Dataset excerpts:

════════════════════

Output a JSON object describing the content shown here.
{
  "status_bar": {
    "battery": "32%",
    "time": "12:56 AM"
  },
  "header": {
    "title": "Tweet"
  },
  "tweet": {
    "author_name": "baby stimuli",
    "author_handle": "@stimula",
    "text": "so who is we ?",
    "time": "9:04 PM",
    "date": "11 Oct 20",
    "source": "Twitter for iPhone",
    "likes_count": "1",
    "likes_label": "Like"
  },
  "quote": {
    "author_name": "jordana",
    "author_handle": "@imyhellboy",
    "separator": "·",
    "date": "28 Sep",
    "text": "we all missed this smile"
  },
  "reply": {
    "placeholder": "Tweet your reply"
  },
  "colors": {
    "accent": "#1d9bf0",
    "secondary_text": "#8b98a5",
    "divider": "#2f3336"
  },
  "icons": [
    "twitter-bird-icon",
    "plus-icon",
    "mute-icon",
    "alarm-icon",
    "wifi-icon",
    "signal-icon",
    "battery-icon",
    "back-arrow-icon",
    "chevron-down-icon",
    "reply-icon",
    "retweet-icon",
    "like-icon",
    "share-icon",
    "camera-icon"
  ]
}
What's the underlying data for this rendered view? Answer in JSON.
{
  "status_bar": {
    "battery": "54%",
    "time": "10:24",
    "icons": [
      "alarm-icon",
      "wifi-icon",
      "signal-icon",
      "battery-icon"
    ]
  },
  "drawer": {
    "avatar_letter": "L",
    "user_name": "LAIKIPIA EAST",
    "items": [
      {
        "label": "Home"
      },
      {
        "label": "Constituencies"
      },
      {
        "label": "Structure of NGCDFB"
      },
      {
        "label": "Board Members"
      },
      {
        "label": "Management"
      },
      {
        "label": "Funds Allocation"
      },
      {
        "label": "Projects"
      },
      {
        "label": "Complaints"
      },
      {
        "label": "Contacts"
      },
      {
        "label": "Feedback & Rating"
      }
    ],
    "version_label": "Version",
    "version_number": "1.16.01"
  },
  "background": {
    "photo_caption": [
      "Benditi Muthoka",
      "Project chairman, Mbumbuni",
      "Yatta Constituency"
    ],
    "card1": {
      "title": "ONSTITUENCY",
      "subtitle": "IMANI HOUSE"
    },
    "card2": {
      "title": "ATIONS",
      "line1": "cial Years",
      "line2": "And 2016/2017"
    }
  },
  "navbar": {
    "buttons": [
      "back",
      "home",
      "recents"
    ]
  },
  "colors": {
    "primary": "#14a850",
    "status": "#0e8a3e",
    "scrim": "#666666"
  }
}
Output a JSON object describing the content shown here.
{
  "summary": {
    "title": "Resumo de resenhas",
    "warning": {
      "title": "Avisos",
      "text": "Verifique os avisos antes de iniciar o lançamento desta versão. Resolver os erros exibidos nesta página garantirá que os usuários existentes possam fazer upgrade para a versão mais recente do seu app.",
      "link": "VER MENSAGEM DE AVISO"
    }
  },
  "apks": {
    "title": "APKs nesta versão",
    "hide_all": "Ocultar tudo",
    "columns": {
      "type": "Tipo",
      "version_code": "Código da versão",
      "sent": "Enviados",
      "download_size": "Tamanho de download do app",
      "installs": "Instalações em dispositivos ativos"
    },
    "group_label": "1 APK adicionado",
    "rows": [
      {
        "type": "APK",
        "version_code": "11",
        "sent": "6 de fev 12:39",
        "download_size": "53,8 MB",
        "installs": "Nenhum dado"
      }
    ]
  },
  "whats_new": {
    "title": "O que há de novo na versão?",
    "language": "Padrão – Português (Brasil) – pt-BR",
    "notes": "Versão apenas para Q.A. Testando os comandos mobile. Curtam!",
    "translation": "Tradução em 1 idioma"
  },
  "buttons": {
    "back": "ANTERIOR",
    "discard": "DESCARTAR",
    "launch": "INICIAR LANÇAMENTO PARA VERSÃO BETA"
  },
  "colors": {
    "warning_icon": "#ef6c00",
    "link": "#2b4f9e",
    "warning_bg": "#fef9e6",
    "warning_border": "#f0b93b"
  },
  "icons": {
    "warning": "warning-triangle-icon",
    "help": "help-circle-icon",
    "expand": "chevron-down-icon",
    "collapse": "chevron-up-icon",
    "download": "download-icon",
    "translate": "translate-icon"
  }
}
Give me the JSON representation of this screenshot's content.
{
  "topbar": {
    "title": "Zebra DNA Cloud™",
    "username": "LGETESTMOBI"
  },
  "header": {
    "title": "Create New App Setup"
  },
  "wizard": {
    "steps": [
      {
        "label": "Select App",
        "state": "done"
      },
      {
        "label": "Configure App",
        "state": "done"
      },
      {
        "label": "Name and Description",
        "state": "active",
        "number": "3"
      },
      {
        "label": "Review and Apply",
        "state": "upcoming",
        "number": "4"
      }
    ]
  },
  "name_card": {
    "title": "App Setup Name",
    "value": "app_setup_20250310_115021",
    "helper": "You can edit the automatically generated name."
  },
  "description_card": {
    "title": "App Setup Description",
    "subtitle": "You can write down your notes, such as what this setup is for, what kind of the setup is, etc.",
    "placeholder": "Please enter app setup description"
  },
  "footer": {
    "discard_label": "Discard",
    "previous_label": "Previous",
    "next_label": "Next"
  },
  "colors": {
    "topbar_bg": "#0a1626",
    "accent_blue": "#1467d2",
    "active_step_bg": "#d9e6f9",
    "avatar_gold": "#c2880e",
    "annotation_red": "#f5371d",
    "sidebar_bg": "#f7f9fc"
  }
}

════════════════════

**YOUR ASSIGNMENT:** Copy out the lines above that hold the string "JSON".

**OUTPUT FOR THIS TASK:**
Output a JSON object describing the content shown here.
What's the underlying data for this rendered view? Answer in JSON.
Output a JSON object describing the content shown here.
Give me the JSON representation of this screenshot's content.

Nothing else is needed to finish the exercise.